House Style: Foursquare
Here's how to spot this basic house with room for living.
How to Recognize a Foursquare House
It’s easy to tell if you’re in a Foursquare house, if you can count to four. Four is the number of equal-sized rooms on the first and second floors. Beginning in the 1890s, the Foursquare was a popular American house. Stroll through any century-old neighborhood and you’ll find they’re easy to spot. From the sidewalk, you will see a cube-shaped structure with a pyramidal roof and central dormer. There is often a wide one-story porch, too.
How Did They Get So Popular?
The Foursquare was a reaction against the exuberance of the Queen Anne style. Rectilinear was in and rambling asymmetry was out. Because they could be sited on small lots they were a favorite with the budget-conscious. Another reason for their ubiquity: Sears Roebuck and other mail order retailers sold pre-fabricated houses in the Foursquare style.
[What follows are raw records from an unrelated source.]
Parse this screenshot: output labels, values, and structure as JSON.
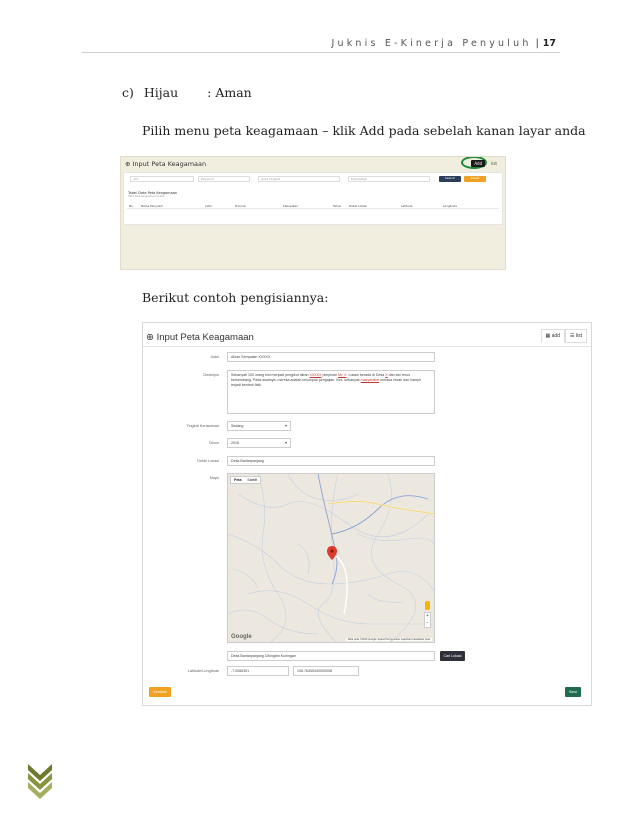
{
  "header": {
    "doc_title": "Juknis E-Kinerja Penyuluh",
    "separator": "|",
    "page_number": "17"
  },
  "body": {
    "item_c_marker": "c)",
    "item_c_label": "Hijau",
    "item_c_value": ": Aman",
    "instruction": "Pilih menu peta keagamaan – klik Add pada sebelah kanan layar anda",
    "example_intro": "Berikut contoh pengisiannya:"
  },
  "screenshot1": {
    "title": "Input Peta Keagamaan",
    "tab_add": "Add",
    "tab_list": "list",
    "filters": [
      "-All-",
      "Keyword",
      "Jenis Tingkat",
      "Kabupaten"
    ],
    "search_label": "Search",
    "reset_label": "Reset",
    "table_title": "Tabel Data Peta Keagamaan",
    "table_subtitle": "Data Peta Keagamaan Gratis",
    "columns": [
      "No",
      "Nama Penyuluh",
      "Judul",
      "Provinsi",
      "Kabupaten",
      "Tahun",
      "Detail Lokasi",
      "Latitude",
      "Longitude"
    ]
  },
  "screenshot2": {
    "title": "Input Peta Keagamaan",
    "tab_add": "add",
    "tab_list": "list",
    "labels": {
      "judul": "Judul",
      "deskripsi": "Deskripsi",
      "tingkat": "Tingkat Kerawanan",
      "tahun": "Tahun",
      "detail": "Detail Lokasi",
      "maps": "Maps",
      "latlng": "Latitude/Longitude"
    },
    "judul_value": "Aliran Sempalan XXXXX",
    "deskripsi_before": "Sebanyak 100 orang kini menjadi pengikut aliran ",
    "deskripsi_hl1": "XXXXX",
    "deskripsi_mid": " pimpinan ",
    "deskripsi_hl2": "Mr. X",
    "deskripsi_after": ". Lokasi berada di Desa ",
    "deskripsi_hl3": "X",
    "deskripsi_after2": " dan kini terus berkembang. Pada awalnya, mereka adalah kelompok pengajian. Kini, sebanyak ",
    "deskripsi_hl4": "masyarakat",
    "deskripsi_end": " merasa resah dan hampir terjadi bentrok fisik",
    "tingkat_value": "Sedang",
    "tahun_value": "2016",
    "detail_value": "Desa Bantarpanjang",
    "map_tab_map": "Peta",
    "map_tab_sat": "Satelit",
    "map_logo": "Google",
    "map_attr": "Data peta ©2016 Google   Syarat Penggunaan   Laporkan kesalahan peta",
    "address_value": "Desa Bantarpanjang Cibingbin Kuningan",
    "cari_label": "Cari Lokasi",
    "lat_value": "-7.0066391",
    "lng_value": "108.76455440000008",
    "kembali_label": "Kembali",
    "save_label": "Save"
  },
  "colors": {
    "highlight_circle": "#1f8a3a",
    "save_button": "#1e6b4f",
    "kembali_button": "#f0a023",
    "chevron": "#8a8f3a"
  }
}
Between 1908 and 1940, Sears Roebuck sold 75,000 pre-fabricated houses in 370 designs. Foursquare designs were in the company’s 20 best-selling house designs.
Variations on a Theme
Not all Foursquares are alike. The basic four-plus-four floor plan was often modified. In some cases, the living room occupied half of the ground floor. In others, the ground floor was extended to accommodate the kitchen and pantry. The bathroom was located on the second floor—assuming, of course, the owner wanted one. In one early Sears plan, the space was labeled “toilet or store room.”
There are also stylistic differences. Homeowners wanted some frills to enliven the functional and efficient floor plan. The Colonial Revival Foursquare has a portico or pediment while the Craftsman version is identifiable by the exposed rafters and beamed ceiling. Sears sold a Mission-style Foursquare, the “Alhambra,” which had stucco siding and curvilinear parapets. On the ground floor was the “solarium,” a room that in less exotic Sears Foursquares was designated the “parlor.”
Foursquare Houses Today
By 1930, Foursquares were no longer being built. Plenty remain, though, to tempt the amateur restorer. Whether it’s made of wood, brick, or stucco, the Foursquare has an important place in the history of American domestic architecture.